The reflection on the Anthropocene as an epistemological and ontological framework makes it rather evident that the contemporary state of geological and social formations we find ourselves in, marks some novel political and cultural thinking on the map of human cognition. The interconnectedness of social, cultural, economic and political dimensions, distinguished in the discussed frameworks, prove that those should never be analysed in isolation - they all constitute elements of a bigger system.
The recent disruptive events exposed the burning issues of flawed integral structures and simultaneously, drew attention to the demand for significant systemic changes. As much as we attempt to predict what the future in its conventional understanding will bring, it is still uncertain. What is apparent at present is the broken system(s) in which we’ve been functioning and which pathologies have been exposed in an unexpected turn of events marked by the global crisis - the crisis of economy, governance, healthcare as well as the socio-cultural one. The multiplicity of such states of emergency has been an overwhelming near-catastrophic experience for some; however, it simultaneously facilitated the identification of new opportunities for improvement, if observed and reflected upon carefully.

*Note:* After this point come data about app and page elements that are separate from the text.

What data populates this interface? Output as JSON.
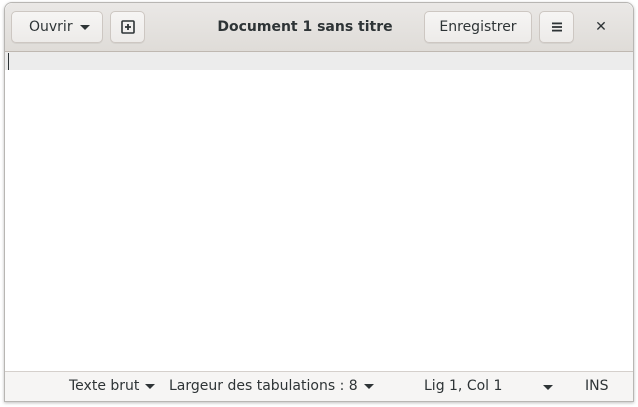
{
  "header": {
    "open_label": "Ouvrir",
    "title": "Document 1 sans titre",
    "save_label": "Enregistrer",
    "new_tab_icon": "new-document-icon",
    "menu_icon": "hamburger-menu-icon",
    "close_glyph": "✕"
  },
  "statusbar": {
    "language": "Texte brut",
    "tab_width": "Largeur des tabulations : 8",
    "position": "Lig 1, Col 1",
    "insert_mode": "INS"
  },
  "editor": {
    "content": ""
  }
}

The collective trauma caused by continuous uncertainty and fear once passed the stage of shock, is likely to have a transformative effect on the epistemological understanding of our existence. The sense of the unknown extensively experienced these days contributed to the realisation that the future is now and if the world could have changed dramatically overnight, what stops us from shaping it ourselves today? Instead of searching for new commodification values, as a society, we could attempt to re-design those aspects of the social worlds that turned out to be broken. The question arises; however, of how could we lead the current transformative state on an organisational level to adapt to the changes? How can we ensure we do not miss an opportunity to address the systemic aspect of acknowledged issues and re-design the contested flawed systems?

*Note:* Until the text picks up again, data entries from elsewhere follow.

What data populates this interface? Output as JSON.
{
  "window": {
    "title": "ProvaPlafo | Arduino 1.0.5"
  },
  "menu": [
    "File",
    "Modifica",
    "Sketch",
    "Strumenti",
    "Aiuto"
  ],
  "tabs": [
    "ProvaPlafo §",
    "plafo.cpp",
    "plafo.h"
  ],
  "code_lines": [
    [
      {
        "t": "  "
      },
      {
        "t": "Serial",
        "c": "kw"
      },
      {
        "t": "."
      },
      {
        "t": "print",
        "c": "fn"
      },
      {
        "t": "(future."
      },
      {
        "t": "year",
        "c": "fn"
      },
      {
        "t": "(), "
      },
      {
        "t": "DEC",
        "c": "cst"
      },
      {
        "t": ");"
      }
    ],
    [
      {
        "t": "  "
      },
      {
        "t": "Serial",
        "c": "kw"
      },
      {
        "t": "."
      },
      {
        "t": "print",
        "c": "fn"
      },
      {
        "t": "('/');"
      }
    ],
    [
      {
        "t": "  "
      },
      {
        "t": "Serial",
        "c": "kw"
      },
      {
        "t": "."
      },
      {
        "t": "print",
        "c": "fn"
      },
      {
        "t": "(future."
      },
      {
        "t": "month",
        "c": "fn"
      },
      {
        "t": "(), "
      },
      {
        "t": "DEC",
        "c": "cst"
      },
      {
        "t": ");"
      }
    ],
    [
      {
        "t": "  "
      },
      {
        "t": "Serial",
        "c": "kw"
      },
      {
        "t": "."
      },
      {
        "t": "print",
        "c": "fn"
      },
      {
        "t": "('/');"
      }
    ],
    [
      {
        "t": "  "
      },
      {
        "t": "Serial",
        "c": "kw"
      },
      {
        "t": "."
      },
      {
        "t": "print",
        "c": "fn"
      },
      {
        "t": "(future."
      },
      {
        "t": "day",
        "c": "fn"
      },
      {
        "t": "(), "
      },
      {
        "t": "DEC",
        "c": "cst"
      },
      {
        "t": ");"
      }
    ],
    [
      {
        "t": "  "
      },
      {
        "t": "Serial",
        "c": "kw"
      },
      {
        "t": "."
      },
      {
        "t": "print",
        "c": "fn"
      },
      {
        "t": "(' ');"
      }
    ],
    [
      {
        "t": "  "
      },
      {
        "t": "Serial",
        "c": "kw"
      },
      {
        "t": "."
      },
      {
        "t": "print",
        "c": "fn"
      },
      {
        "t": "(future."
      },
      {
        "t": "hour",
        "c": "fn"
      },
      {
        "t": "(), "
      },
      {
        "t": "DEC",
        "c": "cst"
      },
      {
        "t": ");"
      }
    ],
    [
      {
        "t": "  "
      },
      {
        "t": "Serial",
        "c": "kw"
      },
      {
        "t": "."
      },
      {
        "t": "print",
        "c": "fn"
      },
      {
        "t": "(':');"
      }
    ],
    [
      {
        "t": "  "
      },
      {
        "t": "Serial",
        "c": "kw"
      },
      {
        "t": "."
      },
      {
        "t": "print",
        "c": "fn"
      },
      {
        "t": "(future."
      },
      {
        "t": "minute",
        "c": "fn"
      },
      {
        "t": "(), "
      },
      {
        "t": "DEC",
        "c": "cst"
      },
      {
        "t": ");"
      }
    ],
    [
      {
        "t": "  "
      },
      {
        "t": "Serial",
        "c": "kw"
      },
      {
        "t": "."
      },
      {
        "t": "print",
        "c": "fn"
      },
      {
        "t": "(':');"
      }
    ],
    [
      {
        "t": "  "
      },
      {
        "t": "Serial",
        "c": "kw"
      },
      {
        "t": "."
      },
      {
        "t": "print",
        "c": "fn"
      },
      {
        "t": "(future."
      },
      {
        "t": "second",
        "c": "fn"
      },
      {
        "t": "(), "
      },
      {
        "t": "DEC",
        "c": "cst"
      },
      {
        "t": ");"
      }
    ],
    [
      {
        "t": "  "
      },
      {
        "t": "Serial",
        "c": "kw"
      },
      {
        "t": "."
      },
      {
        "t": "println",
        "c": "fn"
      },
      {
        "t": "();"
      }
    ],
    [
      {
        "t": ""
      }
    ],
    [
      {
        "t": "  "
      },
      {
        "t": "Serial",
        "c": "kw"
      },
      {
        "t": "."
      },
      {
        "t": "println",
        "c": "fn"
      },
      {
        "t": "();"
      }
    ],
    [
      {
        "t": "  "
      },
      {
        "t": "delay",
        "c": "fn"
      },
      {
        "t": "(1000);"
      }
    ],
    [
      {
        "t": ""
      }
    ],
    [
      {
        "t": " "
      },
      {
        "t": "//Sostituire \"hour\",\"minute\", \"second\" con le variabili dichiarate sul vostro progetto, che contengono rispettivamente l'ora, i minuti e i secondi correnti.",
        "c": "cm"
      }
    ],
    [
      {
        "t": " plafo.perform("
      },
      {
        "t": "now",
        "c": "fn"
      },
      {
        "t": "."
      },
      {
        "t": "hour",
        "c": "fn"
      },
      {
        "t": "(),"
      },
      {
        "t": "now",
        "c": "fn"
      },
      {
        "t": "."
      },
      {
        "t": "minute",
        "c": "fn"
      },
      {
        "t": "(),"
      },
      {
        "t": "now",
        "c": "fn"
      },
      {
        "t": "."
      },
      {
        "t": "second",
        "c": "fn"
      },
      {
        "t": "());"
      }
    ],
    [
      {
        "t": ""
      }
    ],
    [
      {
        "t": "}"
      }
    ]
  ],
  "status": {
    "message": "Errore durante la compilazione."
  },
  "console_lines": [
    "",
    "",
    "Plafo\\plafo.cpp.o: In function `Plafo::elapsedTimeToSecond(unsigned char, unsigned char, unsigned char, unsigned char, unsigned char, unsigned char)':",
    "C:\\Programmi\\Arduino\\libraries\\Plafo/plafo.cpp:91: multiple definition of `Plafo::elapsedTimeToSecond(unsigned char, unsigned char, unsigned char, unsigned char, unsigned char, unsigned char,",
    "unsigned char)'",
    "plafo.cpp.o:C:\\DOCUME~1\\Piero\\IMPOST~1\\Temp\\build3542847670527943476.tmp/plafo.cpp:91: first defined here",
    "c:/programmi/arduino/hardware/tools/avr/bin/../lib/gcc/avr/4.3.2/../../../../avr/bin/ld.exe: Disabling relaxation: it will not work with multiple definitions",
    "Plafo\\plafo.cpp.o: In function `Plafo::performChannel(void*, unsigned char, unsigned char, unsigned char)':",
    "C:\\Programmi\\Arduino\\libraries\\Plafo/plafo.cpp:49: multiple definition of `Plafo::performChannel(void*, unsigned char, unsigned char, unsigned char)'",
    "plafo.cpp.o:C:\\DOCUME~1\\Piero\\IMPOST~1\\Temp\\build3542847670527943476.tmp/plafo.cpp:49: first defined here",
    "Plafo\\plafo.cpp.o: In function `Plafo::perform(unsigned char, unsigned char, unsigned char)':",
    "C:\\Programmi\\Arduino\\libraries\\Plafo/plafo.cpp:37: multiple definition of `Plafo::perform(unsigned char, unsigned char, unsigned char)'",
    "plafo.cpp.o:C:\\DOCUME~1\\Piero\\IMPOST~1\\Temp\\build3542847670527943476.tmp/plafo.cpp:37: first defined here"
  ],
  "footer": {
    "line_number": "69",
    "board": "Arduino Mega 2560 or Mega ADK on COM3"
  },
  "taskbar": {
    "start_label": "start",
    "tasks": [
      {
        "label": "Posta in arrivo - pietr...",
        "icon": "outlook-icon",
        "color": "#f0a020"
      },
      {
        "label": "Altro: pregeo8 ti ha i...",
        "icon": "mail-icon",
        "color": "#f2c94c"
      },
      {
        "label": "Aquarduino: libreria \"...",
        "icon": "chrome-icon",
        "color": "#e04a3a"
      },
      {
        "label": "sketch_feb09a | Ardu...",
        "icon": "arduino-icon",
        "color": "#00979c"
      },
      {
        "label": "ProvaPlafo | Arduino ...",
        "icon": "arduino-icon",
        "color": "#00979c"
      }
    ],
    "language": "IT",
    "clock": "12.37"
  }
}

Co-designing the unknown
The term ‘re-design’ used in this context is not accidental. Design in its commercial understanding is seductive - it looks and speaks the sexy jargon of capitalist aesthetics. But this is just one side, and quite frankly, a pretty unfair view into what it has to offer. Design at large, as a materialisation of cultural patterns and behaviours, evinces a strategic value of a critical apparatus generating new narratives. Utilised as a system, service, product or aesthetics - design could be recognised as a methodology in itself for creating new realities or redefining the existing ones. Therefore, design, as an intrinsic human capability and as a professional field of practice, has to look beyond the anthropocentric perspective and instead, serve as a systemic lens for problem-solving that takes into consideration both, human and non-human forces.

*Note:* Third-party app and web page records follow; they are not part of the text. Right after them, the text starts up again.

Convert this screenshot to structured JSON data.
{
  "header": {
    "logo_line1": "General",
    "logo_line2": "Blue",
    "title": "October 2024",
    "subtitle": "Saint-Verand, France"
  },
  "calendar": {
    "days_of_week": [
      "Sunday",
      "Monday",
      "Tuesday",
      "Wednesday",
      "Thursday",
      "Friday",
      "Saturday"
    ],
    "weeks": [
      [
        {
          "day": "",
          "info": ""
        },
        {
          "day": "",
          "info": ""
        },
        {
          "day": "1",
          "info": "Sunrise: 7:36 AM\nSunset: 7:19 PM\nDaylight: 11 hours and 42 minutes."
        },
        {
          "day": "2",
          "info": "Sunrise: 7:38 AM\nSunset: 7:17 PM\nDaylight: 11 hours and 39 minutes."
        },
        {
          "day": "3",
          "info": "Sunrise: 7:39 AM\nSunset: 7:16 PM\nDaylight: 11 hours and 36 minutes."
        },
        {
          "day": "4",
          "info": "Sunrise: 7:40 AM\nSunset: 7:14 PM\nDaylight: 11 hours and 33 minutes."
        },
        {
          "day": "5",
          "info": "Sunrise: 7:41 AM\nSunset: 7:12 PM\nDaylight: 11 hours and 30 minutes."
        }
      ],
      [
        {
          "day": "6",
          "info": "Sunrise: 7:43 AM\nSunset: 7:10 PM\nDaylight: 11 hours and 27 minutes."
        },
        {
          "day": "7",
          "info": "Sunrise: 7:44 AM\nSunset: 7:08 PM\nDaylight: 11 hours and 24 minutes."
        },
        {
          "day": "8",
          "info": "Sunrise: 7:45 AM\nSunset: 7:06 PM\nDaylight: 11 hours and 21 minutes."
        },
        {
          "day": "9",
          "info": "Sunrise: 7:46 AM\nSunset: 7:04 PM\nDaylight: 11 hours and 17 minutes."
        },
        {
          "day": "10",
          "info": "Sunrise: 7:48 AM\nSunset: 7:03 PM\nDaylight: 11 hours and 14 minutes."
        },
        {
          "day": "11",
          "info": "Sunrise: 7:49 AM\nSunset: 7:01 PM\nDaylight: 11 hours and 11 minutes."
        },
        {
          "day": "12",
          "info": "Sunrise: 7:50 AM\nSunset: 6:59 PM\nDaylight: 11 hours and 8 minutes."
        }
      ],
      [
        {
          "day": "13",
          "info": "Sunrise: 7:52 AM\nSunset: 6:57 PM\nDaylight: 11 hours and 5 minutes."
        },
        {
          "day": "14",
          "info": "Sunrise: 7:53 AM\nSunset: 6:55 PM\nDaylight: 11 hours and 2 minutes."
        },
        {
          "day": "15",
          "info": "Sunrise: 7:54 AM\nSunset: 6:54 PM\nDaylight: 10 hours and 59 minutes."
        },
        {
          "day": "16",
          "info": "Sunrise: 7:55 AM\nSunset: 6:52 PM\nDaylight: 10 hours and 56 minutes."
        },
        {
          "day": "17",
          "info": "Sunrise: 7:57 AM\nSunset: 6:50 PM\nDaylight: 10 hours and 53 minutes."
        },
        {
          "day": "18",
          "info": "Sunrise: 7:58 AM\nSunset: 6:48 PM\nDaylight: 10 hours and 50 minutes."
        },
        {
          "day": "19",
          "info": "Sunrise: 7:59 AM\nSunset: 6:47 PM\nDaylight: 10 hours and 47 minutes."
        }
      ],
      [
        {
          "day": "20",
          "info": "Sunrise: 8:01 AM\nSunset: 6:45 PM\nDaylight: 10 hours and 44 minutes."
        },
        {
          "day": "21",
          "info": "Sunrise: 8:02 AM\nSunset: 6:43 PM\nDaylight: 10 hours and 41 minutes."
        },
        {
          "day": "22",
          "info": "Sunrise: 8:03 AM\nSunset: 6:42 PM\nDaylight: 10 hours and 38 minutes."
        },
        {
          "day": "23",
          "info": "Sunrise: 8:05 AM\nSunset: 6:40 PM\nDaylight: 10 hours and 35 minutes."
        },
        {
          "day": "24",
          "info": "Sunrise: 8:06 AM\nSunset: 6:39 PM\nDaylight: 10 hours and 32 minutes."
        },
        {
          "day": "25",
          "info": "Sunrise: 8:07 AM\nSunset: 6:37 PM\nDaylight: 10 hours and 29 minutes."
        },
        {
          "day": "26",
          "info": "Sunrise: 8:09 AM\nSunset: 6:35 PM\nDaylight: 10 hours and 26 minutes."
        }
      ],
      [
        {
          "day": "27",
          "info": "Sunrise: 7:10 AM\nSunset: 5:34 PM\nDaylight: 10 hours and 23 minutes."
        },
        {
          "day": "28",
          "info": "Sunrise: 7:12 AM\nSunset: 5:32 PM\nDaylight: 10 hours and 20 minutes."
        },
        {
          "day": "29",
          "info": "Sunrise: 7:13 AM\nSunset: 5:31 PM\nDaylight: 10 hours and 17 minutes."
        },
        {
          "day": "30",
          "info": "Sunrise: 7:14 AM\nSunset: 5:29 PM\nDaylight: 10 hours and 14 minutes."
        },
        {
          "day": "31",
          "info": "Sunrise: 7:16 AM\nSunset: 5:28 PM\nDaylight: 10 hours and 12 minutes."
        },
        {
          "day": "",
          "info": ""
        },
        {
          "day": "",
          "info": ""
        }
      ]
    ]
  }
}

The aspect of time and space is a fundamental component of change-making to understand the genesis of the issue in question and to envision how the decisions made in the present, shape the ‘tomorrow.’ To conclude with the quote by Françoise Vergès, a French political scientist, historian and a feminist - ‘The politics of the possible also rest on the imagination — on the freedom to dream other pasts and imagine other futures.’